Twitter Ads to Grow Faster than Average Social Media Ad Spend Through 2015

A new report that forecasts the social media advertising market for the next four years places Twitter’s “non-display ads” (i.e. their promoted products) at the margins – but with a higher than average growth projection. If the numbers are true, you can expect to see rapid growth year over year in what advertisers are willing to spend for a Promoted Tweet.

BIA/Kelsey, an adviser to companies working with local social media, forecasts total social media ad spending to reach $8.3 billion by 2015. And, while Twitter’s ads might not make up the majority of this spending, they will certainly see massive growth over the next four years.

The firm projects that display ads – the standard ad that you see on Facebook’s sidebar, for instance – will make up the vast majority of this ad spending: $7.7 billion in 2015, up from $2.1 billion in 2010.

“Non-display ads”, which encompass Twitter’s Promoted Products and other non-typical advertising, will only make up $600 million by 2015, but that number is up from zero, according to BIA/Kelley, in 2010. This is a compound annual growth rate of 65%, and is much faster growing than the 30% annual growth rate that display ads will experience.
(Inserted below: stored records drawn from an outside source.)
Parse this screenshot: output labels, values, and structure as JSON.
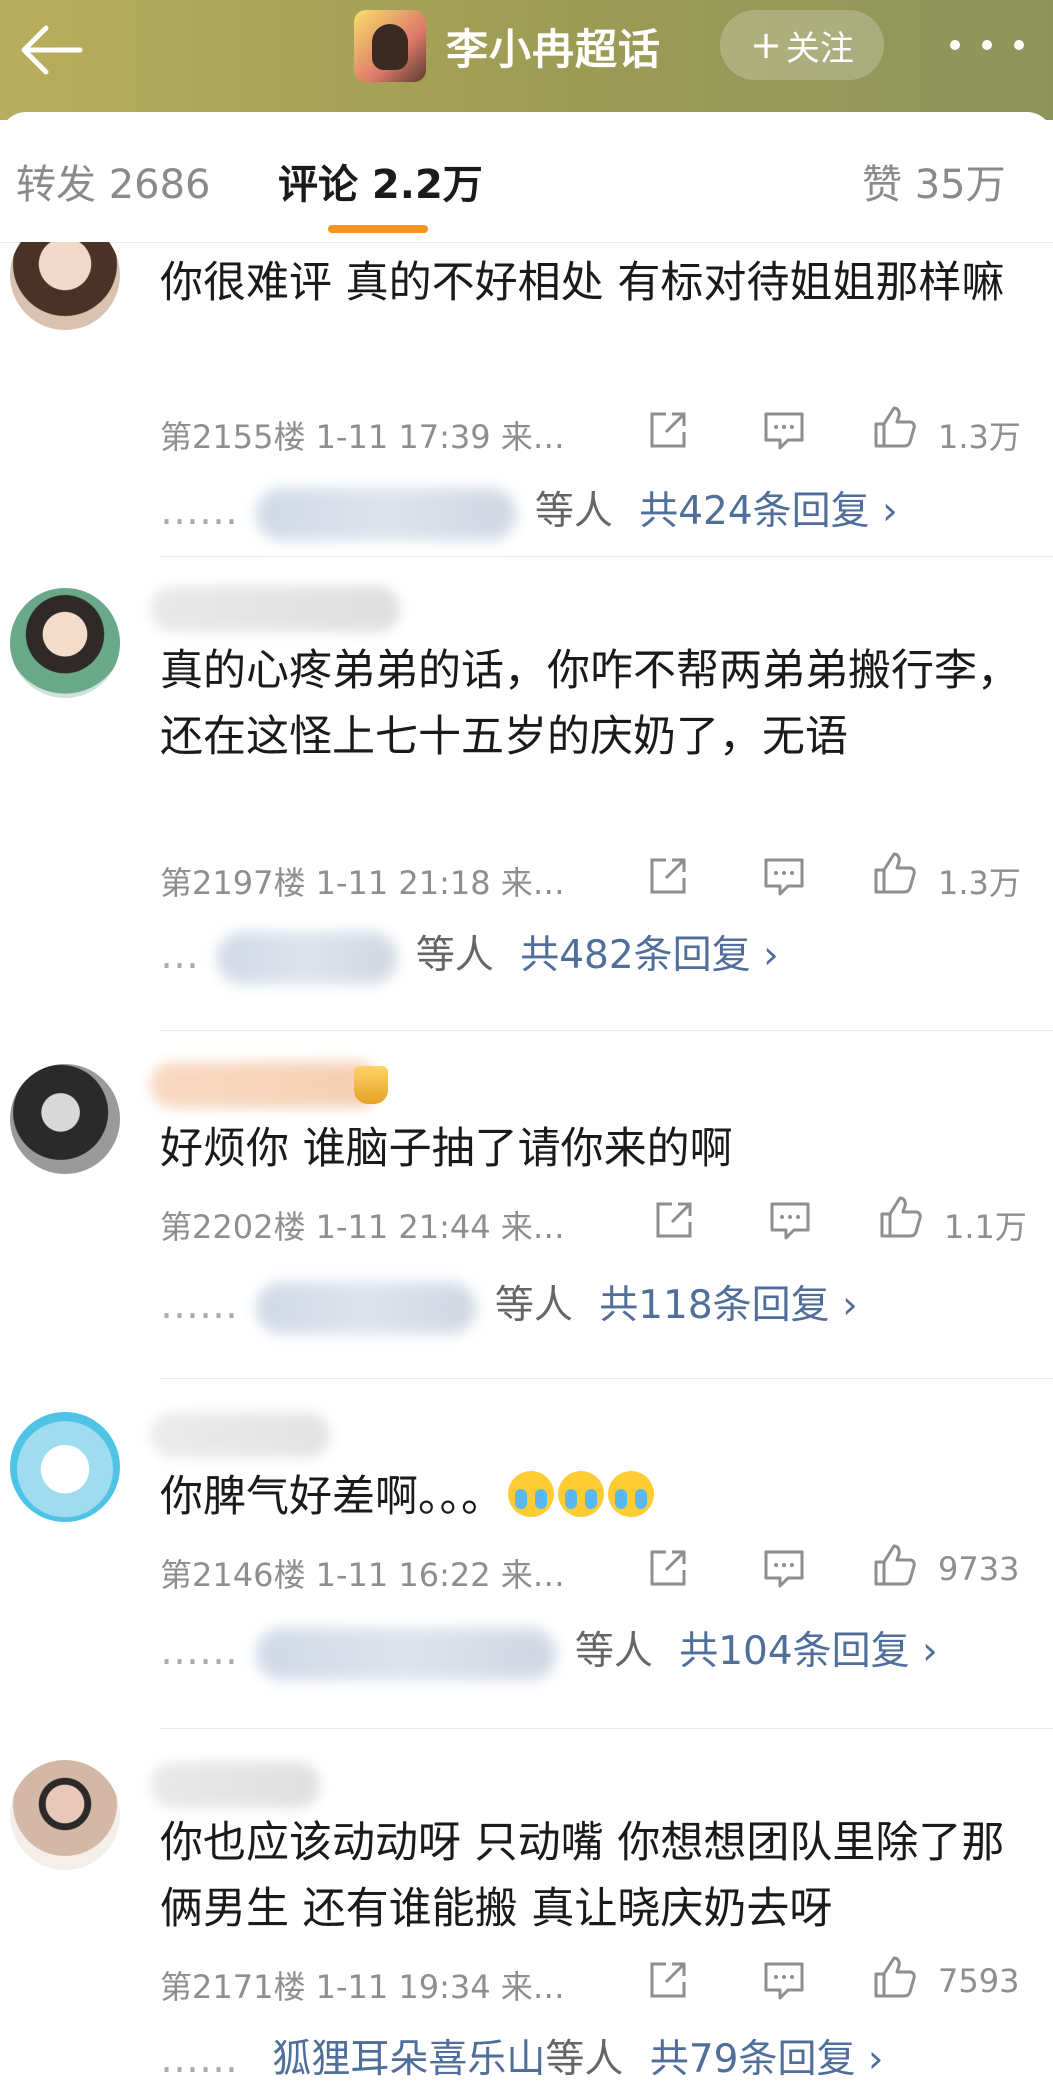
{
  "header": {
    "title": "李小冉超话",
    "follow_label": "关注",
    "follow_plus": "+"
  },
  "tabs": [
    {
      "label": "转发 2686"
    },
    {
      "label": "评论 2.2万"
    },
    {
      "label": "赞 35万"
    }
  ],
  "colors": {
    "accent": "#f7931e",
    "link": "#4f6e99",
    "header_bg": "#9c9b55"
  },
  "comments": [
    {
      "text": "你很难评 真的不好相处 有标对待姐姐那样嘛",
      "meta": "第2155楼 1-11 17:39  来…",
      "likes": "1.3万",
      "reply_prefix": "……",
      "reply_etc": "等人",
      "reply_count": "共424条回复 ›"
    },
    {
      "text": "真的心疼弟弟的话，你咋不帮两弟弟搬行李，还在这怪上七十五岁的庆奶了，无语",
      "meta": "第2197楼 1-11 21:18  来…",
      "likes": "1.3万",
      "reply_prefix": "…",
      "reply_etc": "等人",
      "reply_count": "共482条回复 ›"
    },
    {
      "text": "好烦你 谁脑子抽了请你来的啊",
      "meta": "第2202楼 1-11 21:44  来…",
      "likes": "1.1万",
      "reply_prefix": "……",
      "reply_etc": "等人",
      "reply_count": "共118条回复 ›"
    },
    {
      "text": "你脾气好差啊。。。",
      "meta": "第2146楼 1-11 16:22  来…",
      "likes": "9733",
      "reply_prefix": "……",
      "reply_etc": "等人",
      "reply_count": "共104条回复 ›"
    },
    {
      "text": "你也应该动动呀 只动嘴 你想想团队里除了那俩男生 还有谁能搬 真让晓庆奶去呀",
      "meta": "第2171楼 1-11 19:34  来…",
      "likes": "7593",
      "reply_prefix": "……",
      "reply_name": "狐狸耳朵喜乐山",
      "reply_etc": "等人",
      "reply_count": "共79条回复 ›"
    }
  ]
}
These numbers ring true if you consider similar figures released by eMarketer back in January. They predicted then that Twitter’s Promoted Products would explode from just $45 million in revenue in 2010 to $250 million in revenue by 2012. Doing a quick little calculation, I found that this is a projected compound annual growth rate of 135% – much higher than even the fast growth rate of the overall “non-display ad” market.

It looks like Twitter ads are poised to grow substantially in the coming years. And while they won’t make up the lion’s share of the total money spent on social networks any time soon, their growing popularity should be enough to entice marketers around the globe to include a Promoted Tweet along with a Facebook ad the next time they start a campaign.